2. Charlesworth P., Separating the Platinum Group Metals by Liquid-Liquid Extraction: New process has economic advantages over conventional selective precipitation, Platinum Metallurgical Revision, 1981, 25(31), p. 106-112.
3. Bezuidenhout G. E., Eksteen J. J., Refining of platinum group metals concentrates. Available at: https://encrypted.google.com/patents/EP2670871A1?cl=no, (accessed 18/12/2017)
4. Rosenqvist T., Extractive Metallurgy, Trondheim, Norway, Tapir Academic Press, 2012.

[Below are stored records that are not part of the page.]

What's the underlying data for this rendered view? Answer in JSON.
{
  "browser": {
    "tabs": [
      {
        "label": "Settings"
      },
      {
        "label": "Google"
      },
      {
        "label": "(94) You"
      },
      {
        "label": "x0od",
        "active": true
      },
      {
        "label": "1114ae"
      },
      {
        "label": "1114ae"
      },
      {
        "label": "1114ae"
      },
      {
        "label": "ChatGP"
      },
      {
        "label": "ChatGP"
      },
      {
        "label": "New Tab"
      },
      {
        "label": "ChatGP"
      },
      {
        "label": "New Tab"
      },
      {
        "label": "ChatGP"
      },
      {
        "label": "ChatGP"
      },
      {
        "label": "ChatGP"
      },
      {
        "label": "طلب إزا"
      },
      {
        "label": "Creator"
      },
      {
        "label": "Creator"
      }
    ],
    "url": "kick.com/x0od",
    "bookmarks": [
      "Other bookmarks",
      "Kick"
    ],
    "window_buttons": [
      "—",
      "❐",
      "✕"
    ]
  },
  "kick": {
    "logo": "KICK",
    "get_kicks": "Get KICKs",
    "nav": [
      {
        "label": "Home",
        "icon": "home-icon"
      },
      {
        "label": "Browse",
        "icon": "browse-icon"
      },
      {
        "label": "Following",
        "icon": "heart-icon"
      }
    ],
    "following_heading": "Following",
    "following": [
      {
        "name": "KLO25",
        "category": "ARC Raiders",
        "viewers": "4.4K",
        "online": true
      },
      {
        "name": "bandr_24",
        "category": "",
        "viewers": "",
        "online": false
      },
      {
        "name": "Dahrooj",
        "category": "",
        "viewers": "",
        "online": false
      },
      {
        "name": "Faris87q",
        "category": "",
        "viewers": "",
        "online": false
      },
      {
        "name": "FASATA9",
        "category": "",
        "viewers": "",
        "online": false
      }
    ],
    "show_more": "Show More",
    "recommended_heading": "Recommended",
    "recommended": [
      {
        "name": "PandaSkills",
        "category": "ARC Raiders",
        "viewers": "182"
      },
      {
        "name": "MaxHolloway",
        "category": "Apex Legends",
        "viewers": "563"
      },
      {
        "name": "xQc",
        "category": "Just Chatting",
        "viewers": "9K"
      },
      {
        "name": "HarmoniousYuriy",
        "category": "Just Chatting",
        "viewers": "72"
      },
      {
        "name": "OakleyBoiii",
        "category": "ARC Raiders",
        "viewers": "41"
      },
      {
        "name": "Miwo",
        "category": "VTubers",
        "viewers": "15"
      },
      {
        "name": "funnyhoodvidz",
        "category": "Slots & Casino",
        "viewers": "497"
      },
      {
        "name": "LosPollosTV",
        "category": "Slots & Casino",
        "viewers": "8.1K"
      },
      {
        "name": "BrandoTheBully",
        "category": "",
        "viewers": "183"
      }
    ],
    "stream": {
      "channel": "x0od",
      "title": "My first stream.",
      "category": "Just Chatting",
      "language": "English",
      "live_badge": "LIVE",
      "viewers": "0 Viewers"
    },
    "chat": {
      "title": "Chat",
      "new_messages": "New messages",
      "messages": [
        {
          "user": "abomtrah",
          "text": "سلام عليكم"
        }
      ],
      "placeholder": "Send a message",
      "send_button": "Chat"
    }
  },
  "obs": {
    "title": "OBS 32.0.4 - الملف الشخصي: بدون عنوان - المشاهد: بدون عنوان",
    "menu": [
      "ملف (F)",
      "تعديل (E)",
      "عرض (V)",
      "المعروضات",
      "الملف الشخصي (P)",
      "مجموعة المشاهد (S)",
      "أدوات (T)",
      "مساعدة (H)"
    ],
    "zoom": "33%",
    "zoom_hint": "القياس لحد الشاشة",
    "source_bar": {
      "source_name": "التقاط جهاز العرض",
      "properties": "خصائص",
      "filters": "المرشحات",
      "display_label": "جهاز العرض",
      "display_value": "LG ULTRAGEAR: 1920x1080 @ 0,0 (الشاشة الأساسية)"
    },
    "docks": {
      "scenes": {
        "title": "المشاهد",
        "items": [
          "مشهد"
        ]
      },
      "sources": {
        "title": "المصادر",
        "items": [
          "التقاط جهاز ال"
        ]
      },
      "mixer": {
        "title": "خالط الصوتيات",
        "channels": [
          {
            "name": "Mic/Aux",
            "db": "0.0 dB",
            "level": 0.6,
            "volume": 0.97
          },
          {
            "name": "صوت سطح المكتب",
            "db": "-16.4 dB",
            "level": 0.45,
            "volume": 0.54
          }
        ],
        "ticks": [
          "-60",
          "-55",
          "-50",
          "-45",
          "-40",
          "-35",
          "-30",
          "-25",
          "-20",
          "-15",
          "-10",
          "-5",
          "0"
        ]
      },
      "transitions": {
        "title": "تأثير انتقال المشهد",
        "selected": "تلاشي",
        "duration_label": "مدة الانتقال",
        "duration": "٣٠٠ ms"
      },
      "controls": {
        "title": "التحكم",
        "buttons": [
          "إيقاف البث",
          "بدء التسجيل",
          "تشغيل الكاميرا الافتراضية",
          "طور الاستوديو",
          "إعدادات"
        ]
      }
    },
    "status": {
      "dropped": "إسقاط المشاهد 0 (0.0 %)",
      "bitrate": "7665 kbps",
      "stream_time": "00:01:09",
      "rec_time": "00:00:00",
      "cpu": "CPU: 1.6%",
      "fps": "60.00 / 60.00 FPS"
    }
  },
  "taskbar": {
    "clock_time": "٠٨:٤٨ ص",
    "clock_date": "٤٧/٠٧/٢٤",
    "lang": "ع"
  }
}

5. Downey J. P., Battle T. P., White J. F., International Smelting Technology Symposium: Incorporating the 6th Advances in Sulfide Smelting Symposium. Available at: https://books.google.com › Technology & Engineering › Materials Science › General (accessed 18/12/2017)
6. Lee J. Y., Raju B., Kumar B. N., Kumar J. R., Park H. K., Reddy B. R., Solvent extraction separation and recovery of palladium and platinum from chloride leach liquors of spent automobile catalyst, Separation and Purification Technology, 2010, 73(2), p. 213-218.
7. Pospiech B., Studies of platinum recovery from solutions after leaching of spent catalysts by solvent extraction, Physicochemical Problems of Mineral Processing, 2012, 48(1), p. 239-246.
8. Habashi F., Principles of Extractive Metallurgy, Gordon & Breach Science Publisher, New York. 1970.
Taylor C. A., Howe A.M, Final report on project R48113 ICP-AES method for metals in air: Pt 2. Available at: http:www.hse.gov.uk/research/hsl_pdf/2002/hsl02-05.pdf (accessed 18/12/2017)
10. Linnemann U., The Evolution of the Rheic Ocean- From Avalonian-Cadomian Active Margin to Alleghenian-Variscan Collision, Geological Society of America. Available at: https://books.google.com.ng/books?isbn=0813724236 (accessed 18/12/2017)
11. Cooley E. F., Curry K. J., Carlson R. R., Analysis for the platinum group metals by fire-assay emission spectroscopy, Applied Spectroscopy, 1976, 30(1), p. 52-56.
ASTM D2216-10, Standard Test Methods for Laboratory Determination of Water (Moisture) Content of Soil and Rock by Mass, Active Standard ASTM D2216. Developed by Subcommittee: D18.03 Book of Standards, Volume: 04.08
13. Pepper D., Rule C. M., Mulligan M., Cost-effective pressure filtration for platinum concentrates. The 4th International Platinum Conference, Platinum in transition ‘Boom or Bust’, The Southern African Institute of Mining and Metallurgy. Available at: www.flsmidth.com/~/media/Files/Papers/CostEffectivePressureFiltration.ashxccessed 18/12/2017)
14. Persson W., Wendt W., Optical spectroscopy for process Monitoring and production control in ferrous and nonferrous industry in Materials Science and Technology -Modelling, Control and Optimization in Ferrous and Nonferrous Industry, Chicago, 2003, pp. 177-191.
15. Wills B. A., Mineral processing technology, 1997 Butterworth-Heinemann, Oxford
16. Mular A. L., Halbe D. N., Barrat D. J., Mineral processing plant design, practice and control Littleton, Society for Mining, Metallurgy and Exploration, 2002.
17. Ismail M. A., Eltayeb M. A. Z., Abdel Maged S. A., Elimination of Heavy Metals from Aqueous Solutions using Zeolite LTA Synthesized from Sudanese Clay, Research Journal of Chemical Sciences, 2013, 3(5), p. 93-98.
18. Khadse S., Panhekar Deepa, Patil Pralhad, Synthesis of Zeolite using Fly ash and its application in Removal of Cu2+, Ni2+, Mn2+ from Paper Industry Effluent, Research Journal Chemical Sciences, 2014, 4(3), p. 5-9.
19. Steenekamp N., Dunn G. M., Operations of and improvements to the Lonrho Platinum Base Metal Refinery, Warrendale, PA, The Minerals, Metals and Materials Society, 1999, pp. 365-378.
20. Smidth F. L., Cost effective solid-liquid separation. Available at: www.flsmidth.com/.../Liquid-Solid%20Separation/Filtration/Pneumapress/ChemShow (accessed 18/12/2017)